 Q. Who are your primary influences?
Let’s count the decades.  I’m a sucker for 70s singer-songwriters, so Billy Joel and Elton John’s 70s stuff is in there somewhere.  Pink Floyd features heavily.  I’m into R.E.M.’s 80s stuff, in fact everything they did up to and including Monster.  The 90s was when I got properly into guitar, just catching the end of the hair metal period, studying Joe Satriani, Steve Vai, and Slash.  But Nuno Bettencourt of Extreme is my number one influence.  I don’t think Extreme have ever been cool, but he’s a genius guitarist and composer.   Of course a year later came Nirvana’s Nevermind, which changed the world and is an inescapable influence for any rock band – we use the classic quiet-loud song structure quite a bit, so thanks Kurt.  And then came Britpop, the better bits of which are timeless – loads of Blur stuff is brilliant, and Suede’s Dog Man Star is on my desert island list.  I don’t think you can be influenced by anything released after your 21st birthday – that’s just copying.

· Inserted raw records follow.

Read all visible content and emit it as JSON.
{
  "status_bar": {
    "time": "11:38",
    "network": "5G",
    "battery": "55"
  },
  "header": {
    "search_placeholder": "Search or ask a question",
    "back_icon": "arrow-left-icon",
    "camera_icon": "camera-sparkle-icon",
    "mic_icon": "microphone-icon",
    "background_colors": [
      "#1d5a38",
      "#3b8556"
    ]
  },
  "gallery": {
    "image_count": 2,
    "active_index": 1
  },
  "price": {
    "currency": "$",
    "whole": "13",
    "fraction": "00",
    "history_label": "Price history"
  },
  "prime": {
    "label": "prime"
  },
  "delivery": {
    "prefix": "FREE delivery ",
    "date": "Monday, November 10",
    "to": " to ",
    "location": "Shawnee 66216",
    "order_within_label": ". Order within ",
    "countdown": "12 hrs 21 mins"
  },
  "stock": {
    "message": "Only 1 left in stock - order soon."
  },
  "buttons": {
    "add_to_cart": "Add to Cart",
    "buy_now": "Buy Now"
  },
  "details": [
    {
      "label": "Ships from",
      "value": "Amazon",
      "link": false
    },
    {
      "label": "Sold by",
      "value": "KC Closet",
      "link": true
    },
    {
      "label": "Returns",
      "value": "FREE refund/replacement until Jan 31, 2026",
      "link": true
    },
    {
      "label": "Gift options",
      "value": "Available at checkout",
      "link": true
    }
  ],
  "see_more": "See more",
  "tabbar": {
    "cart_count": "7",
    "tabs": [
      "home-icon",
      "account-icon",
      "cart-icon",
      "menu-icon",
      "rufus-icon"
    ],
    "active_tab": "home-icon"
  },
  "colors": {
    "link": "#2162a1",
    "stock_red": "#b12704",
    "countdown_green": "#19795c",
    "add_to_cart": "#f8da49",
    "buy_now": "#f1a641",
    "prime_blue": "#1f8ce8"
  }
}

As for the others, bassist Jon is also an analogue synth nut, he’s worked in computer gaming for years and has made loads of noise on soundtracks for stuff like Grand Theft Auto.  his hero is Edgar Froese, from Tangerine Dream, which might explain one or two of our more proggy moments.  And drummer Ben likes – and plays – pretty much anything.  Good lad.
Q. What is it like being an originals band in the North East?
The great thing about Newcastle and Gateshead is there’s a lot of venues out there that put on live music.  Without them the scene would be dead.  The venues in the Ouseburn Valley are a great resource, and there’s loads of pubs in both in the city and the suburbs that put on busker’s nights for those who are just starting out.  It does take some effort to break into the scene, and I think Ten Degrees are still close to the beginning of that process, but nobody is going to make it happen except you so you just have to keep plugging away.  Guys like Phil at Insangel are quite happy to take risks on new acts, giving them a platform right at the beginning of their careers which is a huge help.  I’ve previously played in bands in Leeds, and I don’t think there’s anywhere near as many venues in total there, never mind those that are willing to put on young bands.  Not to mention the help that’s available round here from people like Generator, and also the local music magazines like NARC and NE Volume are always willing to publicise new music.  So if you put the effort in, and seek out those who can help you, the North East is a great place to start a band.

A picture of band members who make up Ten Degrees of Pitch
Q. Has there been anything happen during a gig / practice that was ‘rock n roll’ / crazy? 
At an early gig at the Three Tuns in Gateshead, we got talking to another band on the bill, who called themselves “crust punks” all the way from Redcar.  They seemed like normal lads until they got up on stage wearing balaclavas and women’s underwear and made an almighty racket.  They were very merry all through our set, and quite happy to shout our band name, except they got it wrong.  I’ll never forget the chants of “Ten Degrees Of Bitch!  Ten Degrees Of Bitch!”  Thankfully the name change didn’t stick.
If you’d like to keep up with the latest on Ten Degrees of Pitch, you can subscribe to their Facebook page at http://ift.tt/2gLp0Jh.

from Tside